The Michigan Engineer News Center

Dixon Doll: Co-Founder and General Partner, DCM Ventures

Dixon has traveled extensively to six continents to serve on advisory boards and give highly sought after presentations on entrepreneurship, technological trends, job creation, government policy and innovation.| Short Read
Dixon Doll, considered by many as among the "Fathers of the Silicon Valley," examines our nation's entrepreneurial past and by predicting its -- and the world's -- entrepreneurial future.

The talks were part of Entrepreneurship Hour (ENTR 407), a weekly speaker series that invites distinguished members of the entrepreneurial community to share inspirational startup stories with aspiring entrepreneurs. The series is sponsored by the Center for Entrepreneurship at the University of Michigan.

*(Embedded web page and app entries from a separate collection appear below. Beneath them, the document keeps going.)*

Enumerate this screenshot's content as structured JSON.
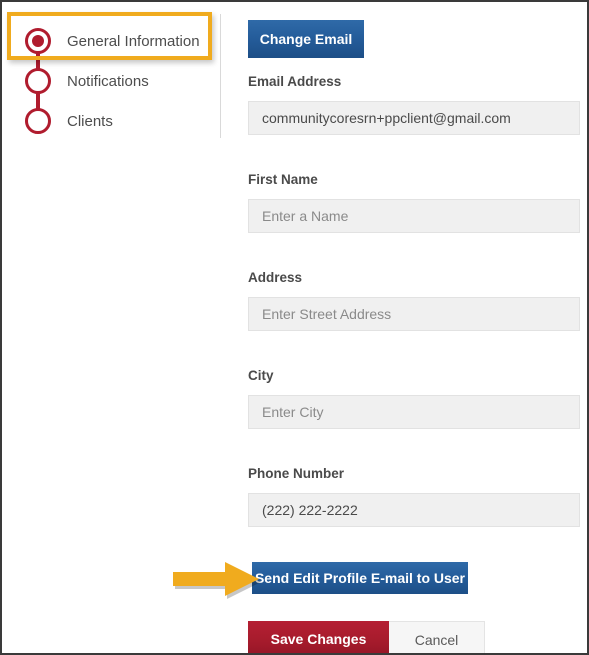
{
  "colors": {
    "accent_red": "#b01c2e",
    "accent_blue": "#255d9b",
    "highlight_yellow": "#f0ab1e",
    "field_gray": "#f0f0f0",
    "border_dark": "#3a3a3a"
  },
  "sidebar": {
    "steps": [
      {
        "label": "General Information",
        "state": "active",
        "dot": "filled-circle-icon"
      },
      {
        "label": "Notifications",
        "state": "inactive",
        "dot": "empty-circle-icon"
      },
      {
        "label": "Clients",
        "state": "inactive",
        "dot": "empty-circle-icon"
      }
    ]
  },
  "form": {
    "change_email_label": "Change Email",
    "fields": [
      {
        "label": "Email Address",
        "value": "communitycoresrn+ppclient@gmail.com",
        "placeholder": "",
        "filled": true
      },
      {
        "label": "First Name",
        "value": "",
        "placeholder": "Enter a Name",
        "filled": false
      },
      {
        "label": "Address",
        "value": "",
        "placeholder": "Enter Street Address",
        "filled": false
      },
      {
        "label": "City",
        "value": "",
        "placeholder": "Enter City",
        "filled": false
      },
      {
        "label": "Phone Number",
        "value": "(222) 222-2222",
        "placeholder": "",
        "filled": true
      }
    ],
    "send_email_label": "Send Edit Profile E-mail to User",
    "save_label": "Save Changes",
    "cancel_label": "Cancel"
  },
  "annotations": {
    "arrow": "right-arrow-annotation",
    "highlight": "rectangle-highlight-annotation"
  }
}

See more eHour talks

About the Speaker

For more than 35 years, Dixon, Co-founder and General Partner DCM, has influenced and guided entrepreneurs, investors and executives in the computer, communications, and internet industries. Dixon was named to the Forbes Midas List for four consecutive years and received the 2013 Special Achievement Award in VC from the International Business Forum. Prior to co-founding DCM, Dixon launched the venture capital industry’s first fund focused solely on telecom.

Dixon has traveled extensively to six continents to serve on advisory boards and give highly sought after presentations on entrepreneurship, technological trends, job creation, government policy and innovation.

Dixon received his B.S.E.E. degree (cum laude) from Kansas State University as well as M.S. and Ph.D. degrees in Electrical Engineering from the University of Michigan, where he was a National Science Foundation scholar.

Portrait of Sarah Bachleda

Contact

Sarah Bachleda
Graduate Student Research Assistant

Michigan Engineering

5370 North Quad

The electrons absorb laser light and set up “momentum combs” (the hills) spanning the energy valleys within the material (the red line). When the electrons have an energy allowed by the quantum mechanical structure of the material—and also touch the edge of the valley—they emit light. This is why some teeth of the combs are bright and some are dark. By measuring the emitted light and precisely locating its source, the research mapped out the energy valleys in a 2D crystal of tungsten diselenide. Credit: Markus Borsch, Quantum Science Theory Lab, University of Michigan.

Mapping quantum structures with light to unlock their capabilities

Rather than installing new “2D” semiconductors in devices to see what they can do, this new method puts them through their paces with lasers and light detectors. | Medium Read